The breakouts wrap up with a “draft plan fair” which consists of people walking around the room for 4 7.5 minute sessions looking at other teams’ plan boards. One representative from each team remains to explain their team’s goals; the rest wander around. While it might seem as though this should be handled in large plenary, the folks at LEGO learned that it was more efficient to have people just go to the teams they had the greatest interdependence with or cared the most about.
Where does management get involved?
All of this is now followed by the management review of the whole plan, in which more senior leaders look at the outputs from the day and engage in a discussion of tradeoffs and risks. Conclusions such as “we don’t have enough resources to do both A and B within this next planning cycle” are discussed in a facilitated conversation. The managers are also required to go through the risk boards, as the only risks left are ones the teams can’t resolve themselves. The goal is to meet the goal of ROAM – the risk is Resolved, Owned, Accepted or Mitigated.

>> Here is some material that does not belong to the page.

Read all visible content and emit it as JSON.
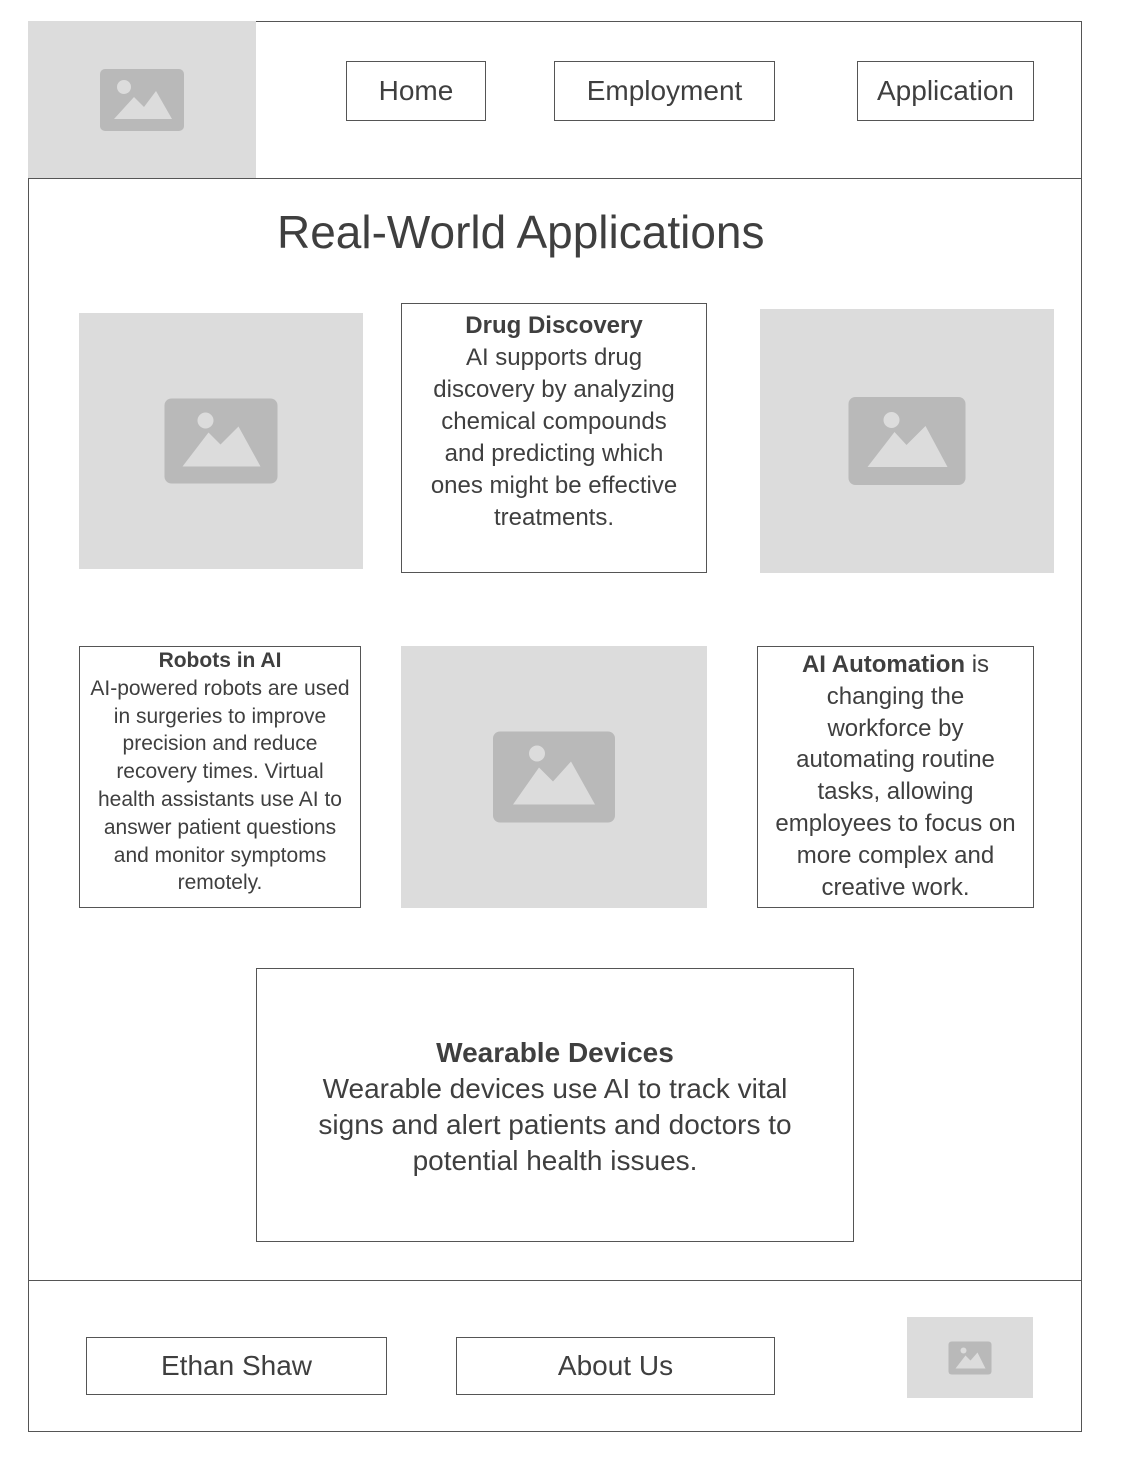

An example of a pernicious problem solved by the team approach is of a finance product that was estimated to require 8,000 hours of development time. The business case for it was never approved in the context of larger LEGO portfolio priorities. After the shift to the new way of working, the finance team’s product owner was able to make it a top priority, and the team was able to develop and demonstrate a pilot version of the product in just two sprints – 4 weeks and less than 800 hours, one tenth of the original time estimate.
The innovations created through LEGO’s process have been so successful that the company has been called “The Apple of Toys” and consistently landed on any number of most innovative company lists.
Other innovations include wooden LEGO accessories for the home; “Build to Launch,” an offering to get kids excited about science and space travel; a partnership with Target to offer ‘highly giftable’ products for the 2021 holiday season; an ambitious “rebuild the world” brand campaign and others too numerous to mention!
If you’d like to hear about the journey for yourself, consider joining us at the World Agility Forum!
Meanwhile, at Valize
We’re launching our fall cohort of learners for our Discovery Driven Planning / Creating Customer Insight program. In just 8 weeks, you can learn the fundamentals of creating product-market fit, that all-important starting point for value-creating innovation. There are 6 mini-courses included, plus 6 live office hour sessions with me. Find out more at this link.